After White Officer Shoots Black Brothers, Chief Works To Build Trust
The police force in Washington’s state capital is changing. Fourteen months ago a white police officer in Olympia shot two African-American brothers. The shooting triggered local protests, but not a national outcry -- the brothers survived, although one was paralyzed.
Ultimately, the officer was cleared of any wrongdoing. Even so, Olympia’s police chief says that event was a catalyst for change.
“To me it’s about culture, changing the culture of policing locally,” Olympia Police Chief Ronnie Roberts said. “I think it needs to change nationally.”
Roberts came to the job in 2010 after a long career in Oregon. He said change was coming to his department anyway -- a wave of retirements, a crop of new, young officers. But national events were galvanizing.

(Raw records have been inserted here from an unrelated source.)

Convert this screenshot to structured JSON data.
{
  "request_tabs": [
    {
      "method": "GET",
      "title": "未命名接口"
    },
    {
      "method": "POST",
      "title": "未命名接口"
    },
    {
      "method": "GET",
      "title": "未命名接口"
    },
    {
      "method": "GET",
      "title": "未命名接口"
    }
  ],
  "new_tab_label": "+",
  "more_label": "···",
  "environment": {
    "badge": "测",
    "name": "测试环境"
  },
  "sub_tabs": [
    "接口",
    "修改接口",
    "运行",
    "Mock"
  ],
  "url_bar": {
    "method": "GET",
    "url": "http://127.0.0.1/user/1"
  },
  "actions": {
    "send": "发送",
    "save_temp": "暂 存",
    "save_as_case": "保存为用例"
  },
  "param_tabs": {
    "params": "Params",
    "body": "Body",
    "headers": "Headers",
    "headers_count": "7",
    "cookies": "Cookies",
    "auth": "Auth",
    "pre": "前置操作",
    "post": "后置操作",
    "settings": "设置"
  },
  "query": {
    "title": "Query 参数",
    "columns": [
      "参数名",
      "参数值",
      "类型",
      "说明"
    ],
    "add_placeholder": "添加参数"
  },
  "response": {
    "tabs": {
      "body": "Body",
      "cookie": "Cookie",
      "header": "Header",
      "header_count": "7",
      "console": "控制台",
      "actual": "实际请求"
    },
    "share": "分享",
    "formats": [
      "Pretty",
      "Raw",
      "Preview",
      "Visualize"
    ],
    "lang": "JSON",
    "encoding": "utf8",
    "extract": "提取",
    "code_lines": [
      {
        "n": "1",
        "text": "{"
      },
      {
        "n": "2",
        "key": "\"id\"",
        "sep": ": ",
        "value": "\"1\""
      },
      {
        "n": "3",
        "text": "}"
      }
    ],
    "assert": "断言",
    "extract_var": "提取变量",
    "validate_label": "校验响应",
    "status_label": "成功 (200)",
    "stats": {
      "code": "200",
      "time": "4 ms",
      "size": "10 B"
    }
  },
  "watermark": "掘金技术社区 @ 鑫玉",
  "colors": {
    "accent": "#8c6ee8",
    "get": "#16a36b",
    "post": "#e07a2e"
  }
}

“We started to see things starting to unfold with Ferguson and other places and we started sitting down and talking about that as an agency,” Roberts said. “‘What’s wrong with this picture, what’s happening here?’”
‘Race is a factor’
Then came his first true test as Olympia chief. In the early morning hours of May 21, 2015 one of his officers stopped two young black men. They were brothers who matched the description from a shoplifting and alleged assault that had taken place earlier.
Moments later the officer opened fire. Olympia police don’t wear body cameras, so there’s no video. But the officer said he’d been under attack and that one of the brothers wielded a skateboard as a weapon.
At a news conference a few hours after the shooting, Chief Roberts was asked about the “elephant in the room” -- race. The officer was white, the men who were shot black.
This was his answer then: “There’s no indication to me that race was a factor in this case at all.”
Today, Roberts says he apologizes for that statement.
“Because what I know based upon black people in this community and across this nation is that every time they’re present, race is a factor,” Roberts said.
While the officer was cleared, the brothers face trial. Their mother declined an interview but said she doesn’t have faith or trust in the Olympia Police Department.
A model of modern police reform
Since the shooting, Chief Roberts has met regularly with a group of longtime black residents of Olympia. One of them is Rosalund Jenkins, former director of the state Commission on African American Affairs.
Asked to rate the chief Jenkins said, “I’m a hard grader Austin and I would give Chief Roberts a nine.”
She praised him for his openness and thinks the Olympia Police Department could become a national model for police reform. She’s eager for the department to adopt body cameras. But one looming issue could test the relationship: civilian oversight of the department.
“There’s something about having another check, another balance that can actually improve practice, that can increase trust,” Jenkins said.
Chief Roberts knows this conversation is coming and he’s open to having it. But he said his goal is to create a police department where civilian review isn’t necessary.
“What I want to ensure is that the community as a whole that they have a high level of trust in our police department and believe that we operate with integrity and that we’re transparent in the work that we do,” Roberts said. “And if that’s the case then I don’t know that we need civilian review.”
While the chief and Jenkins may not see eye to eye on this issue, they both agree that for all the progress the Olympia Police Department has made, there’s still a lot of work yet to do.
The Susan Boyle test
Olympia Police Officer Shelby Nutter got into policing after taking a class at the University of Washington on disparities in America’s prison system. She thought she could make change from within.
“I was coming from a very naïve college student perspective,” Nutter said.
Nutter said she wanted to police according to the Golden Rule.
“Of treating others how you would want to be treated,” she said. “And when I first came into policing, there was some resistance.”
Now, 13 years later Nutter said, “It seems as though policing is changing in a way that fits my model of policing.
The concept is fair and impartial policing. Nutter was recently trained to train her fellow officers in recognizing their own built in biases -- and not just racial bias. She does it with a bit of help from a reality TV show phenome: Susan Boyle, the frumpy contestant on “Britain’s Got Talent.”
“So here she appears on stage and nobody expects her to be a phenomenal singer,” Nutter said. “And then here she opens her mouth and starts singing.”
“And that exercise really helps drive home to the class that we have these biases whether or not we recognize them, we have them,” Nutter said.
Besides bias training, Olympia officers these days get more scenario-based training where actors play the role of citizens or suspects.
And there’s something else: with some 911 calls they’re choosing not to engage. For instance, recently a man under the influence of drugs was threatening suicide by cop. But he wasn’t an immediate threat to himself or his family, so the police stayed away to avoid a possible deadly confrontation.
The department has also changed its mission statement to focus on community trust.